Russian Nuclear Engineers Caught Cryptomining on Lab Supercomputer

February 12, 2018

Nuclear scientists working at the All-Russian Research Institute of Experimental Physics (RFNC-VNIIEF) have been arrested for using lab supercomputing resources to mine crypto-currency, according to a report in Russia’s Interfax News Agency. Read more…

By Tiffany Trader

Chip Flaws ‘Meltdown’ and ‘Spectre’ Loom Large

January 4, 2018

The HPC and wider tech community have been abuzz this week over the discovery of critical design flaws that impact virtually all contemporary microprocessors. T Read more…

By Tiffany Trader

How Meltdown and Spectre Patches Will Affect HPC Workloads

January 10, 2018

There have been claims that the fixes for the Meltdown and Spectre security vulnerabilities, named the KPTI (aka KAISER) patches, are going to affect applicatio Read more…

By Rosemary Francis

Nvidia Responds to Google TPU Benchmarking

April 10, 2017

Nvidia highlights strengths of its newest GPU silicon in response to Google's report on the performance and energy advantages of its custom tensor processor. Read more…

By Tiffany Trader

Deep Learning at 15 PFlops Enables Training for Extreme Weather Identification at Scale

March 19, 2018

Petaflop per second deep learning training performance on the NERSC (National Energy Research Scientific Computing Center) Cori supercomputer has given climate Read more…

By Rob Farber

Leading Solution Providers

Lenovo Unveils Warm Water Cooled ThinkSystem SD650 in Rampup to LRZ Install

February 22, 2018

This week Lenovo took the wraps off the ThinkSystem SD650 high-density server with third-generation direct water cooling technology developed in tandem with par Read more…

By Tiffany Trader

Fast Forward: Five HPC Predictions for 2018

December 21, 2017

What’s on your list of high (and low) lights for 2017? Volta 100’s arrival on the heels of the P100? Appearance, albeit late in the year, of IBM’s Power9? Read more…

By John Russell

AI Cloud Competition Heats Up: Google’s TPUs, Amazon Building AI Chip

February 12, 2018

Competition in the white hot AI (and public cloud) market pits Google against Amazon this week, with Google offering AI hardware on its cloud platform intended Read more…

By Doug Black

HPC and AI – Two Communities Same Future

January 25, 2018

According to Al Gara (Intel Fellow, Data Center Group), high performance computing and artificial intelligence will increasingly intertwine as we transition to Read more…

By Rob Farber

US Plans $1.8 Billion Spend on DOE Exascale Supercomputing

April 11, 2018

On Monday, the United States Department of Energy announced its intention to procure up to three exascale supercomputers at a cost of up to $1.8 billion with th Read more…

By Tiffany Trader

New Blueprint for Converging HPC, Big Data

January 18, 2018

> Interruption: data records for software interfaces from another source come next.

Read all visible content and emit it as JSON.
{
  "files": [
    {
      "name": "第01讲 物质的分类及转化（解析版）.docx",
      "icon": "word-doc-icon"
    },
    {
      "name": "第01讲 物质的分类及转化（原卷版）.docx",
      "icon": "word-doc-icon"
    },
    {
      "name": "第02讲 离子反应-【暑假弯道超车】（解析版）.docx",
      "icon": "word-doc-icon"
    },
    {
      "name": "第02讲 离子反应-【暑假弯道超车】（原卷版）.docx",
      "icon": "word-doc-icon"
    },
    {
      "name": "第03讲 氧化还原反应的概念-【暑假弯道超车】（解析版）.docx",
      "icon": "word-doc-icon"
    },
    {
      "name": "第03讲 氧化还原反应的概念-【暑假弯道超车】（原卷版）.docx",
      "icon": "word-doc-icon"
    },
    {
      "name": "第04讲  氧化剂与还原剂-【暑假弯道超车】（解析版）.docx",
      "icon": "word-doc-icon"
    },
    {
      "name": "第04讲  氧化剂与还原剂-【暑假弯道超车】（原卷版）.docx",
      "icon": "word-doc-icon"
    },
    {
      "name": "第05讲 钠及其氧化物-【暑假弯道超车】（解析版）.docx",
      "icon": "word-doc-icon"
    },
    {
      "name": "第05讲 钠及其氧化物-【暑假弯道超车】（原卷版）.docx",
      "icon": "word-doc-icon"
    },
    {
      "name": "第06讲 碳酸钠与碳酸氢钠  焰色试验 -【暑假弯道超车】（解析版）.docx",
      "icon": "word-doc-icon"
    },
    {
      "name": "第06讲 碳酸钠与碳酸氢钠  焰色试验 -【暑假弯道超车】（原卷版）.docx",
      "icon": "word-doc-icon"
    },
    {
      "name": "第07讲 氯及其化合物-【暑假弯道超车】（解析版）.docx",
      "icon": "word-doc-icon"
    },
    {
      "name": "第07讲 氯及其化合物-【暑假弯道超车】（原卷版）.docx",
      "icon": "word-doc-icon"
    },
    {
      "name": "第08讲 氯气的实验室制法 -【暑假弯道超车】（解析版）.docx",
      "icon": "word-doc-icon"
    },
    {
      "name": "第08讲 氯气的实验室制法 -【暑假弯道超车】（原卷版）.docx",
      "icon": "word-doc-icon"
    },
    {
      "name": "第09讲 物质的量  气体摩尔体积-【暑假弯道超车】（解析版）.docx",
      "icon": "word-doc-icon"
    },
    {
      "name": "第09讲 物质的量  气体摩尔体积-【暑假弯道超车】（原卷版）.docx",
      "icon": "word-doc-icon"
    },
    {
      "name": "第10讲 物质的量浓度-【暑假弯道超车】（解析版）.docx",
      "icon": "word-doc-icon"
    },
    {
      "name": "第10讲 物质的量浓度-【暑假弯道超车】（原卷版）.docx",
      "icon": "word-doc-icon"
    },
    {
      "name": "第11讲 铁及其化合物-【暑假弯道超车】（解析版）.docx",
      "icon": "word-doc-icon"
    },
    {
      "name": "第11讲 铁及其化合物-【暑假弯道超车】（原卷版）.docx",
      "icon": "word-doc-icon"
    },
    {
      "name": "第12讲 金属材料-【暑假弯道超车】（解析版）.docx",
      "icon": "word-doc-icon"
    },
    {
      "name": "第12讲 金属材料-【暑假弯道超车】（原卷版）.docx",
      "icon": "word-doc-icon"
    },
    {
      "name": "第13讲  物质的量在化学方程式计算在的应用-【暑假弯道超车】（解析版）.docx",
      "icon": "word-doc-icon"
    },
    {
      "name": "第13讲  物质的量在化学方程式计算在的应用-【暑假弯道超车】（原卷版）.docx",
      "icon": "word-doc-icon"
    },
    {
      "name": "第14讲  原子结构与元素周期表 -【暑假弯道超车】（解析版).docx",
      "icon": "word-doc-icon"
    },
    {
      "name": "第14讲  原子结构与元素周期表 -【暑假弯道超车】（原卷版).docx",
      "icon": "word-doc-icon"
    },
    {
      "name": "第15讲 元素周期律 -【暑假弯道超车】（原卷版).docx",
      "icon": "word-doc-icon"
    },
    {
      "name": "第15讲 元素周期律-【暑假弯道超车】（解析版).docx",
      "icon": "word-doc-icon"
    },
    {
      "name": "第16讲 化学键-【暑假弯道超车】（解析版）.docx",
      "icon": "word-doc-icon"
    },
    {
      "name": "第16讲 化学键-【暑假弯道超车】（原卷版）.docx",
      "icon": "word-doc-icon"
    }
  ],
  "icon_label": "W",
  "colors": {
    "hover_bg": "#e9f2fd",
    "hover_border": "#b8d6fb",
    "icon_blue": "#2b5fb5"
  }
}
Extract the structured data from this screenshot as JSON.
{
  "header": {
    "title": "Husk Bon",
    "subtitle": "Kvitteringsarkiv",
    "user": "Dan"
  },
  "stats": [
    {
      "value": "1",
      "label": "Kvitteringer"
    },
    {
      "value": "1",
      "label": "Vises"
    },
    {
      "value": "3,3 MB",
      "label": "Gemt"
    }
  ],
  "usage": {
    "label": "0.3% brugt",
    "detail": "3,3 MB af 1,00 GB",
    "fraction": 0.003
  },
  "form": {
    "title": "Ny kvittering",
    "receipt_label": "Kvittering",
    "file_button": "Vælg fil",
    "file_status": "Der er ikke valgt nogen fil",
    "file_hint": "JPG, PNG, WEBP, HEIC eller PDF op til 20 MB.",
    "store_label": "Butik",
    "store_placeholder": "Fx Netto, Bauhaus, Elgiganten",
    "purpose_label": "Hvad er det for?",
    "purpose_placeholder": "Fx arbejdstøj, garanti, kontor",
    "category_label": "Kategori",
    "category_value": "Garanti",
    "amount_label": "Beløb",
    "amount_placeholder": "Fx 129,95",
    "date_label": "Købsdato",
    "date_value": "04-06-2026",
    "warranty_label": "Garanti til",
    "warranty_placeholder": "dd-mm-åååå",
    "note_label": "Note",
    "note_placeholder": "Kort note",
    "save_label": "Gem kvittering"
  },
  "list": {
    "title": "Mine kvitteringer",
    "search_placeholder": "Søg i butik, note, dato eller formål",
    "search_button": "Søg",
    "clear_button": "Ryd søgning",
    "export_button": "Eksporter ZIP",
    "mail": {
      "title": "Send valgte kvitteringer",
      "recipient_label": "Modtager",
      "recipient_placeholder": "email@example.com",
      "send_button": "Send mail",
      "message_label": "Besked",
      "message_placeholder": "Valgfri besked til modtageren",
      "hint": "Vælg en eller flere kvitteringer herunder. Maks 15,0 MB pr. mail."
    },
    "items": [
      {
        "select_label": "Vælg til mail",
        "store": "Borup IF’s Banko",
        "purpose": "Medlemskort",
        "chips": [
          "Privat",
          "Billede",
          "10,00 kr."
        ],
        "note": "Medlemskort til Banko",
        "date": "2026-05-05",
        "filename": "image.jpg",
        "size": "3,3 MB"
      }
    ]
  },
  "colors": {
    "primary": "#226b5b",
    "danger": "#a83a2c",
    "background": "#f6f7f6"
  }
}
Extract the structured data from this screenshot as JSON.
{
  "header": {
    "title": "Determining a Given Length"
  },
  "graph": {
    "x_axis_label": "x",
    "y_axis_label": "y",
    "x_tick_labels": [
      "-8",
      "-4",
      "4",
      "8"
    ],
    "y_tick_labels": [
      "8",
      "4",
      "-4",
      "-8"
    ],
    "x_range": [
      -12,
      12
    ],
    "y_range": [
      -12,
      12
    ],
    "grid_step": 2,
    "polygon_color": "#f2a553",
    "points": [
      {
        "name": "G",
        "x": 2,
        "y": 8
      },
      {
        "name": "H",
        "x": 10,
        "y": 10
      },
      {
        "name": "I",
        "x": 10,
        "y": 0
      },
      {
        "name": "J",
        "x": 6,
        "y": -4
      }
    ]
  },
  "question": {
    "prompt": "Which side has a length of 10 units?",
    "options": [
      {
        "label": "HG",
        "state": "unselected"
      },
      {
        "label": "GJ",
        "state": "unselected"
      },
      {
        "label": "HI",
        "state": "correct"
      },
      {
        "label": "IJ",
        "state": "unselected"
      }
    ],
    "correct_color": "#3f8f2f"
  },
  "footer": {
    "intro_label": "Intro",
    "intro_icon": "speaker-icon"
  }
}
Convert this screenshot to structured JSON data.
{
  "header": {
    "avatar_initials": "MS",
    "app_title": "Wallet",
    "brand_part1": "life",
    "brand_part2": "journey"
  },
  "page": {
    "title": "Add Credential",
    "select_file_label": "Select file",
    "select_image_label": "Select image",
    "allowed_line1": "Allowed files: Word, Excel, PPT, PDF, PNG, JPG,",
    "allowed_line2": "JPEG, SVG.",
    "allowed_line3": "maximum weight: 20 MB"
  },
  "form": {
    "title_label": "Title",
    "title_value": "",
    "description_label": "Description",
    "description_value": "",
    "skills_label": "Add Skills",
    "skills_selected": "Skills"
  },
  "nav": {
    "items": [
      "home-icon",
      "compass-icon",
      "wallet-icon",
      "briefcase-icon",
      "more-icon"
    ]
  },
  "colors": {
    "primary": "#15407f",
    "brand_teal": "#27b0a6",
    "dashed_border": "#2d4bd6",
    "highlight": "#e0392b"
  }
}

After five annual workshops on Big Data and Extreme-Scale Computing (BDEC), a group of international HPC heavyweights including Jack Dongarra (University of Te Read more…

By John Russell

Momentum Builds for US Exascale

January 9, 2018

2018 looks to be a great year for the U.S. exascale program. The last several months of 2017 revealed a number of important developments that help put the U.S. Read more…

By Alex R. Larzelere

Google Chases Quantum Supremacy with 72-Qubit Processor

March 7, 2018

Google pulled ahead of the pack this week in the race toward "quantum supremacy," with the introduction of a new 72-qubit quantum processor called Bristlecone. Read more…

By Tiffany Trader

  • arrow
  • Click Here for More Headlines
  • arrow
Share This